By 1974, Eagles were an ascendant country-rock band with a handful of hits to their name. But with their third album, On the Border, and its driving lead single "Already Gone," they began courting the rock AM-radio market they so desperately wanted to win over.
"Already Gone" was cowritten by Jack Tempchin, who previously gifted the band its hit single “Peaceful Easy Feeling.” The souped-up rock anthem is built around a rousing guitar riff from the band's newest member, Don Felder, and his and Glenn Frey's dueling solos.
In pursuit of a harder rock sound, Eagles had previously invited Felder to play slide guitar on another On the Border track called "Good Day in Hell" at the behest of current guitarist Bernie Leadon, who was a more country-oriented player.

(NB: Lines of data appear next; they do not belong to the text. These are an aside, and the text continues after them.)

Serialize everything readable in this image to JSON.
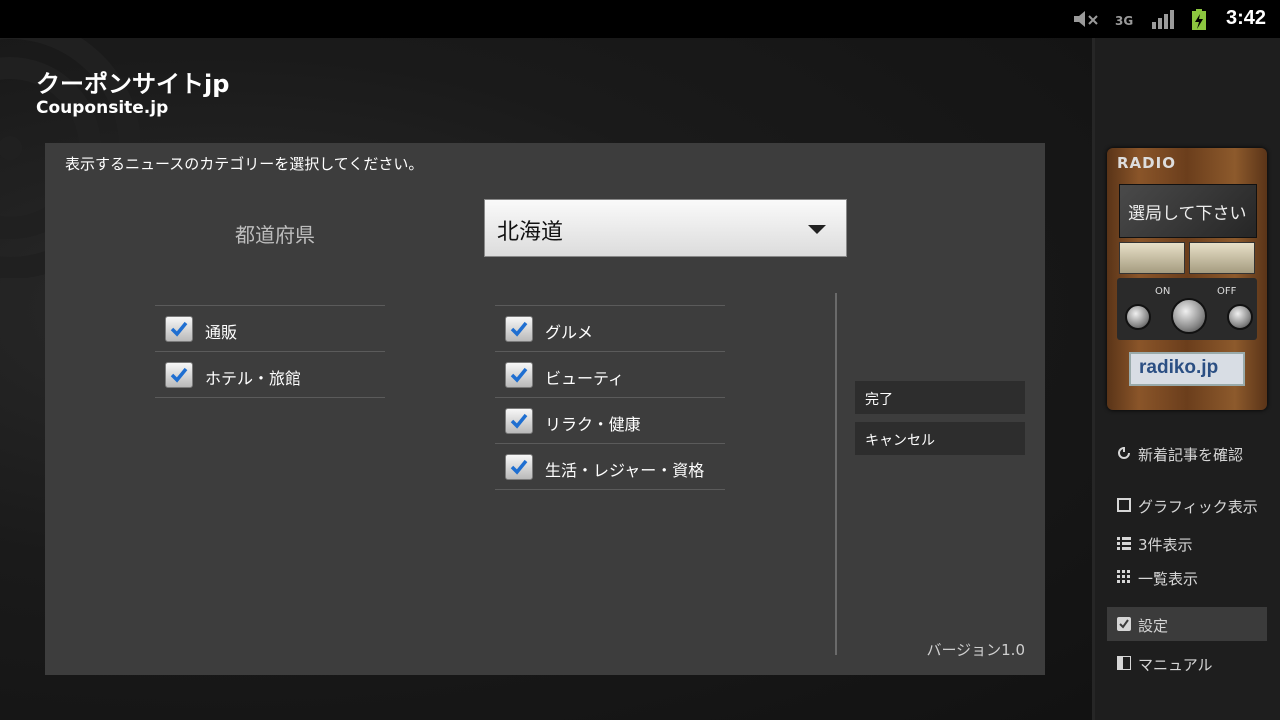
{
  "status_bar": {
    "time": "3:42",
    "icons": [
      "volume-muted-icon",
      "3g-icon",
      "signal-icon",
      "battery-charging-icon"
    ]
  },
  "app": {
    "title": "クーポンサイトjp",
    "subtitle": "Couponsite.jp"
  },
  "settings": {
    "instruction": "表示するニュースのカテゴリーを選択してください。",
    "prefecture_label": "都道府県",
    "prefecture_value": "北海道",
    "categories_left": [
      {
        "label": "通販",
        "checked": true
      },
      {
        "label": "ホテル・旅館",
        "checked": true
      }
    ],
    "categories_right": [
      {
        "label": "グルメ",
        "checked": true
      },
      {
        "label": "ビューティ",
        "checked": true
      },
      {
        "label": "リラク・健康",
        "checked": true
      },
      {
        "label": "生活・レジャー・資格",
        "checked": true
      }
    ],
    "done_label": "完了",
    "cancel_label": "キャンセル",
    "version": "バージョン1.0"
  },
  "radio": {
    "title": "RADIO",
    "display_text": "選局して下さい",
    "on_label": "ON",
    "off_label": "OFF",
    "brand": "radiko.jp"
  },
  "sidebar_menu": [
    {
      "label": "新着記事を確認",
      "icon": "refresh-icon",
      "active": false
    },
    {
      "label": "グラフィック表示",
      "icon": "square-icon",
      "active": false
    },
    {
      "label": "3件表示",
      "icon": "list-icon",
      "active": false
    },
    {
      "label": "一覧表示",
      "icon": "grid-icon",
      "active": false
    },
    {
      "label": "設定",
      "icon": "checkbox-icon",
      "active": true
    },
    {
      "label": "マニュアル",
      "icon": "book-icon",
      "active": false
    }
  ],
  "colors": {
    "check_blue": "#1f6fd1",
    "panel_bg": "#3d3d3d"
  }
}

Felder and Leadon were childhood friends, and he had jammed with the band in 1972 when it came to Boston as the opening act for Yes.
Eagles were so impressed by Felder's fretwork on "Good Day in Hell" that they invited him to join the band the next day.
"They wanted to shift from country music to something that could be played on AM radio," Felder told Classic Rock Revisited in 2012. "In the ‘70s, AM radio had to be a rock track or a dance track or a drippy ballad. They had hits like 'Peaceful Easy Feeling' and 'Take It Easy,' but they really wanted more rock 'n' roll."
Felder's only other On the Border contribution was "Already Gone." He is credited as a "late arrival" in the album's liner notes.
Listen to Eagles' 'Already Gone'
"Already Gone" also marked one of the first On the Border songs Eagles recorded after relocating from London to their native Los Angeles and ditching producer Glyn Johns for Bill Szymczyk. The change in atmosphere was immediately evident.
"I had a very strained relationship with Glyn Johns," Glenn Frey wrote in the liner notes to 2003's The Very Best Of compilation. "He was so intimidating, I was always afraid to be forthright and tell him what I thought. ... I was much more comfortable in the studio with Bill, and he was more than willing to let everyone stretch a bit. 'Already Gone' — that's me being happier; that's me being free."
Released in April 1974, "Already Gone" peaked at No. 32 on the Billboard Hot 100 — no small feat, but one that paled in comparison to On the Border's third single, the chart-topping ballad "Best of My Love." Still, "Already Gone" set the stage for Eagles' new, harder-rocking direction, which they would further pursue to astonishing success on One of These Nights and Hotel California, the latter of which also featured guitarist Joe Walsh.
"When Joe and I joined, we brought another element to the band that really helped propel them into rock 'n' roll, which took them to a level that the previous Eagles were unable to attain," Felder told Classic Rock Revisited. "We all created something far bigger than any of us would have ever been able to accomplish by ourselves."